Material for the task Start Marker
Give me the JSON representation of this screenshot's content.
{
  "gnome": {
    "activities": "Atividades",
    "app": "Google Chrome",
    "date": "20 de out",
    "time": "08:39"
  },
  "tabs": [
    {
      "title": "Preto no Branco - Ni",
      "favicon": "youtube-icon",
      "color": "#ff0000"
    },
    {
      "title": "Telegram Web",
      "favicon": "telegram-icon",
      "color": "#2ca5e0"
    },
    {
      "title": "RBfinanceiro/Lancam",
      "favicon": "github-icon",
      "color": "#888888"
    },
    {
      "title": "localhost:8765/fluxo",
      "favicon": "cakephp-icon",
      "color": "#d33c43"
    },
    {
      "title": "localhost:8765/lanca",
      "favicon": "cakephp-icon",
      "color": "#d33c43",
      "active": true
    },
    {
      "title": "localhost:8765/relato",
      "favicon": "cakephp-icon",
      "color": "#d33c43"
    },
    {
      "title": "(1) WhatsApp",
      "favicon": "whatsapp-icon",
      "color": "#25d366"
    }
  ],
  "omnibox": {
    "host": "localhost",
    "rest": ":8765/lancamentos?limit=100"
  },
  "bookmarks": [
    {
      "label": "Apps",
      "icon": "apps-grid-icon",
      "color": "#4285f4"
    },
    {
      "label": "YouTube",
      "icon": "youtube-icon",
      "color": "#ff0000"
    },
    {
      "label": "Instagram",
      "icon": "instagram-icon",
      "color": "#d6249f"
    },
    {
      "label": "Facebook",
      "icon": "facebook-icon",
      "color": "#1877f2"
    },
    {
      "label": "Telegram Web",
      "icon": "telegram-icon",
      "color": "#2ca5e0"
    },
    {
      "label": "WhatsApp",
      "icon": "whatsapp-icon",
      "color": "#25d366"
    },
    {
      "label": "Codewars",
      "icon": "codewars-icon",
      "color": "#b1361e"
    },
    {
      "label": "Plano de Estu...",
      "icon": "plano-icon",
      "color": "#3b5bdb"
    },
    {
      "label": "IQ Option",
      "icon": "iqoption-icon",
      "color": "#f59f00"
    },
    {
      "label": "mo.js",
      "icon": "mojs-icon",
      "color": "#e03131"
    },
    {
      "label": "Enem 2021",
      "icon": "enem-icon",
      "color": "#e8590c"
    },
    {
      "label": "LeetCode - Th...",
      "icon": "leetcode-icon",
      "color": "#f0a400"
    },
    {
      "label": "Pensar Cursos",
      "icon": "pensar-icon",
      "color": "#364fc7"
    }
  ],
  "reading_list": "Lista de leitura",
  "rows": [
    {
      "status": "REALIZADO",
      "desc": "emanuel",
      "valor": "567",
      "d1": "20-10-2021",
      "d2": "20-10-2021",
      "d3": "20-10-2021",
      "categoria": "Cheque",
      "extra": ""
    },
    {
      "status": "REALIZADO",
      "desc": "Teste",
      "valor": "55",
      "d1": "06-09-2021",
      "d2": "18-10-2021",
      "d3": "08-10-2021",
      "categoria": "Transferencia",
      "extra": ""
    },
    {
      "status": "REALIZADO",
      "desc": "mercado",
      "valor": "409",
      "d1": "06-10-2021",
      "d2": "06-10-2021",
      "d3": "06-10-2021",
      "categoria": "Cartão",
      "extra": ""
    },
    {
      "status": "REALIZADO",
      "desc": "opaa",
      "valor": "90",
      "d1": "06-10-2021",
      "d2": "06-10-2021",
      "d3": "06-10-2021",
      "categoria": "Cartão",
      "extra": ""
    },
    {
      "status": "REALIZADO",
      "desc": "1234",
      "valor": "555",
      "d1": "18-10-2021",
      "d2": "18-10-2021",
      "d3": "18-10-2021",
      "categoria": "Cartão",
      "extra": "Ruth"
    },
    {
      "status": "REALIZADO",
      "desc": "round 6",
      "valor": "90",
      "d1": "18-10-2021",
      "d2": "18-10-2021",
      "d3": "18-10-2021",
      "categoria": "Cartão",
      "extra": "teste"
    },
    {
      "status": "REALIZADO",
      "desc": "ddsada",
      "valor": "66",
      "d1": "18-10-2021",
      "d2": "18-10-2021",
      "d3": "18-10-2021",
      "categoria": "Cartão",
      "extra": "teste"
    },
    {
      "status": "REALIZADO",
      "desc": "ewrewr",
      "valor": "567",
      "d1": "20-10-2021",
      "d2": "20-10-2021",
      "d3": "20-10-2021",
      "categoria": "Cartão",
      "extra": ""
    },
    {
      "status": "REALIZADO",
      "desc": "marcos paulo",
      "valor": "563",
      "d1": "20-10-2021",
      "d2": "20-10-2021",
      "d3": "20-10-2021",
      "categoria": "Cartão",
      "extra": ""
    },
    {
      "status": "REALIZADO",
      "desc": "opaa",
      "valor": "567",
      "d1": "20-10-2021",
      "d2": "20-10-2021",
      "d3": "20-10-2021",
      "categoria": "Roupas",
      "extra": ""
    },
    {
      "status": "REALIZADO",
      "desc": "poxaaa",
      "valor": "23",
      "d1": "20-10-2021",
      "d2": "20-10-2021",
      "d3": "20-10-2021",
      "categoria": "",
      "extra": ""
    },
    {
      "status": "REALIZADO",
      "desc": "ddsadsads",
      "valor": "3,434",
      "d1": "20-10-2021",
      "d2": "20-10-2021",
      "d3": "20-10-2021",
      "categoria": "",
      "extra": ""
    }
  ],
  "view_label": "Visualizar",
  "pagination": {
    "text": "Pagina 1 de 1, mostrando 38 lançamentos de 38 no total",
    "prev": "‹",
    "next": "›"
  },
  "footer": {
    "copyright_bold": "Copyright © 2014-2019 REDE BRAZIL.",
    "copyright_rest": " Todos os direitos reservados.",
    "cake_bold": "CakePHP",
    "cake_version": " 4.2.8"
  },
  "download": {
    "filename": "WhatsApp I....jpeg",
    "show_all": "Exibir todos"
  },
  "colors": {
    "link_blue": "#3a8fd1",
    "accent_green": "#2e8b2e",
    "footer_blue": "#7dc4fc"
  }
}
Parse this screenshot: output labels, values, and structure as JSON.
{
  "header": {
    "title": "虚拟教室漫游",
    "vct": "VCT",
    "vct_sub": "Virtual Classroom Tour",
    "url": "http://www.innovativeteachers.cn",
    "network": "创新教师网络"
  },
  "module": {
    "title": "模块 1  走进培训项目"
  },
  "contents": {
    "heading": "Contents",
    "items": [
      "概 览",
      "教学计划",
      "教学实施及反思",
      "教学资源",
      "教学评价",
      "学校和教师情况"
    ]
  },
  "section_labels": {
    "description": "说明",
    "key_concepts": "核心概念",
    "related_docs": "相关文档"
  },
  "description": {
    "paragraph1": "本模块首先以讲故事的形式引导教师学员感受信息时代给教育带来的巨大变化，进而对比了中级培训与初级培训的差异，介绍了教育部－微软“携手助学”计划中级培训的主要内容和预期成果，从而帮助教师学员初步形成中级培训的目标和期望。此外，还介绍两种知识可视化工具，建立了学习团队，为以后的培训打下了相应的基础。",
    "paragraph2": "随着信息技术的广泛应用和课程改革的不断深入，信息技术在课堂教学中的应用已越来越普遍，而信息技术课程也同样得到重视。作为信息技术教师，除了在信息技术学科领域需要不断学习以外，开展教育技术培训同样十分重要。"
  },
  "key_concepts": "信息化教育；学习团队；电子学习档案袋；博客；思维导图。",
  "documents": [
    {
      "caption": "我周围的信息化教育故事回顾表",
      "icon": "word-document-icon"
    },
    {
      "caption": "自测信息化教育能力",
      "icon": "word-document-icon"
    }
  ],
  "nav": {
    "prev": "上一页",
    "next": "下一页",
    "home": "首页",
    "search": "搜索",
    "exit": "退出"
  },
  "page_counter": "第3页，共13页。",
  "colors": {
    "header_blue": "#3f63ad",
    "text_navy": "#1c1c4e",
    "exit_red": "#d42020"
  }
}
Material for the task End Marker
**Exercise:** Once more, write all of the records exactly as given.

**Completed exercise:**
Give me the JSON representation of this screenshot's content.
{
  "gnome": {
    "activities": "Atividades",
    "app": "Google Chrome",
    "date": "20 de out",
    "time": "08:39"
  },
  "tabs": [
    {
      "title": "Preto no Branco - Ni",
      "favicon": "youtube-icon",
      "color": "#ff0000"
    },
    {
      "title": "Telegram Web",
      "favicon": "telegram-icon",
      "color": "#2ca5e0"
    },
    {
      "title": "RBfinanceiro/Lancam",
      "favicon": "github-icon",
      "color": "#888888"
    },
    {
      "title": "localhost:8765/fluxo",
      "favicon": "cakephp-icon",
      "color": "#d33c43"
    },
    {
      "title": "localhost:8765/lanca",
      "favicon": "cakephp-icon",
      "color": "#d33c43",
      "active": true
    },
    {
      "title": "localhost:8765/relato",
      "favicon": "cakephp-icon",
      "color": "#d33c43"
    },
    {
      "title": "(1) WhatsApp",
      "favicon": "whatsapp-icon",
      "color": "#25d366"
    }
  ],
  "omnibox": {
    "host": "localhost",
    "rest": ":8765/lancamentos?limit=100"
  },
  "bookmarks": [
    {
      "label": "Apps",
      "icon": "apps-grid-icon",
      "color": "#4285f4"
    },
    {
      "label": "YouTube",
      "icon": "youtube-icon",
      "color": "#ff0000"
    },
    {
      "label": "Instagram",
      "icon": "instagram-icon",
      "color": "#d6249f"
    },
    {
      "label": "Facebook",
      "icon": "facebook-icon",
      "color": "#1877f2"
    },
    {
      "label": "Telegram Web",
      "icon": "telegram-icon",
      "color": "#2ca5e0"
    },
    {
      "label": "WhatsApp",
      "icon": "whatsapp-icon",
      "color": "#25d366"
    },
    {
      "label": "Codewars",
      "icon": "codewars-icon",
      "color": "#b1361e"
    },
    {
      "label": "Plano de Estu...",
      "icon": "plano-icon",
      "color": "#3b5bdb"
    },
    {
      "label": "IQ Option",
      "icon": "iqoption-icon",
      "color": "#f59f00"
    },
    {
      "label": "mo.js",
      "icon": "mojs-icon",
      "color": "#e03131"
    },
    {
      "label": "Enem 2021",
      "icon": "enem-icon",
      "color": "#e8590c"
    },
    {
      "label": "LeetCode - Th...",
      "icon": "leetcode-icon",
      "color": "#f0a400"
    },
    {
      "label": "Pensar Cursos",
      "icon": "pensar-icon",
      "color": "#364fc7"
    }
  ],
  "reading_list": "Lista de leitura",
  "rows": [
    {
      "status": "REALIZADO",
      "desc": "emanuel",
      "valor": "567",
      "d1": "20-10-2021",
      "d2": "20-10-2021",
      "d3": "20-10-2021",
      "categoria": "Cheque",
      "extra": ""
    },
    {
      "status": "REALIZADO",
      "desc": "Teste",
      "valor": "55",
      "d1": "06-09-2021",
      "d2": "18-10-2021",
      "d3": "08-10-2021",
      "categoria": "Transferencia",
      "extra": ""
    },
    {
      "status": "REALIZADO",
      "desc": "mercado",
      "valor": "409",
      "d1": "06-10-2021",
      "d2": "06-10-2021",
      "d3": "06-10-2021",
      "categoria": "Cartão",
      "extra": ""
    },
    {
      "status": "REALIZADO",
      "desc": "opaa",
      "valor": "90",
      "d1": "06-10-2021",
      "d2": "06-10-2021",
      "d3": "06-10-2021",
      "categoria": "Cartão",
      "extra": ""
    },
    {
      "status": "REALIZADO",
      "desc": "1234",
      "valor": "555",
      "d1": "18-10-2021",
      "d2": "18-10-2021",
      "d3": "18-10-2021",
      "categoria": "Cartão",
      "extra": "Ruth"
    },
    {
      "status": "REALIZADO",
      "desc": "round 6",
      "valor": "90",
      "d1": "18-10-2021",
      "d2": "18-10-2021",
      "d3": "18-10-2021",
      "categoria": "Cartão",
      "extra": "teste"
    },
    {
      "status": "REALIZADO",
      "desc": "ddsada",
      "valor": "66",
      "d1": "18-10-2021",
      "d2": "18-10-2021",
      "d3": "18-10-2021",
      "categoria": "Cartão",
      "extra": "teste"
    },
    {
      "status": "REALIZADO",
      "desc": "ewrewr",
      "valor": "567",
      "d1": "20-10-2021",
      "d2": "20-10-2021",
      "d3": "20-10-2021",
      "categoria": "Cartão",
      "extra": ""
    },
    {
      "status": "REALIZADO",
      "desc": "marcos paulo",
      "valor": "563",
      "d1": "20-10-2021",
      "d2": "20-10-2021",
      "d3": "20-10-2021",
      "categoria": "Cartão",
      "extra": ""
    },
    {
      "status": "REALIZADO",
      "desc": "opaa",
      "valor": "567",
      "d1": "20-10-2021",
      "d2": "20-10-2021",
      "d3": "20-10-2021",
      "categoria": "Roupas",
      "extra": ""
    },
    {
      "status": "REALIZADO",
      "desc": "poxaaa",
      "valor": "23",
      "d1": "20-10-2021",
      "d2": "20-10-2021",
      "d3": "20-10-2021",
      "categoria": "",
      "extra": ""
    },
    {
      "status": "REALIZADO",
      "desc": "ddsadsads",
      "valor": "3,434",
      "d1": "20-10-2021",
      "d2": "20-10-2021",
      "d3": "20-10-2021",
      "categoria": "",
      "extra": ""
    }
  ],
  "view_label": "Visualizar",
  "pagination": {
    "text": "Pagina 1 de 1, mostrando 38 lançamentos de 38 no total",
    "prev": "‹",
    "next": "›"
  },
  "footer": {
    "copyright_bold": "Copyright © 2014-2019 REDE BRAZIL.",
    "copyright_rest": " Todos os direitos reservados.",
    "cake_bold": "CakePHP",
    "cake_version": " 4.2.8"
  },
  "download": {
    "filename": "WhatsApp I....jpeg",
    "show_all": "Exibir todos"
  },
  "colors": {
    "link_blue": "#3a8fd1",
    "accent_green": "#2e8b2e",
    "footer_blue": "#7dc4fc"
  }
}
Parse this screenshot: output labels, values, and structure as JSON.
{
  "header": {
    "title": "虚拟教室漫游",
    "vct": "VCT",
    "vct_sub": "Virtual Classroom Tour",
    "url": "http://www.innovativeteachers.cn",
    "network": "创新教师网络"
  },
  "module": {
    "title": "模块 1  走进培训项目"
  },
  "contents": {
    "heading": "Contents",
    "items": [
      "概 览",
      "教学计划",
      "教学实施及反思",
      "教学资源",
      "教学评价",
      "学校和教师情况"
    ]
  },
  "section_labels": {
    "description": "说明",
    "key_concepts": "核心概念",
    "related_docs": "相关文档"
  },
  "description": {
    "paragraph1": "本模块首先以讲故事的形式引导教师学员感受信息时代给教育带来的巨大变化，进而对比了中级培训与初级培训的差异，介绍了教育部－微软“携手助学”计划中级培训的主要内容和预期成果，从而帮助教师学员初步形成中级培训的目标和期望。此外，还介绍两种知识可视化工具，建立了学习团队，为以后的培训打下了相应的基础。",
    "paragraph2": "随着信息技术的广泛应用和课程改革的不断深入，信息技术在课堂教学中的应用已越来越普遍，而信息技术课程也同样得到重视。作为信息技术教师，除了在信息技术学科领域需要不断学习以外，开展教育技术培训同样十分重要。"
  },
  "key_concepts": "信息化教育；学习团队；电子学习档案袋；博客；思维导图。",
  "documents": [
    {
      "caption": "我周围的信息化教育故事回顾表",
      "icon": "word-document-icon"
    },
    {
      "caption": "自测信息化教育能力",
      "icon": "word-document-icon"
    }
  ],
  "nav": {
    "prev": "上一页",
    "next": "下一页",
    "home": "首页",
    "search": "搜索",
    "exit": "退出"
  },
  "page_counter": "第3页，共13页。",
  "colors": {
    "header_blue": "#3f63ad",
    "text_navy": "#1c1c4e",
    "exit_red": "#d42020"
  }
}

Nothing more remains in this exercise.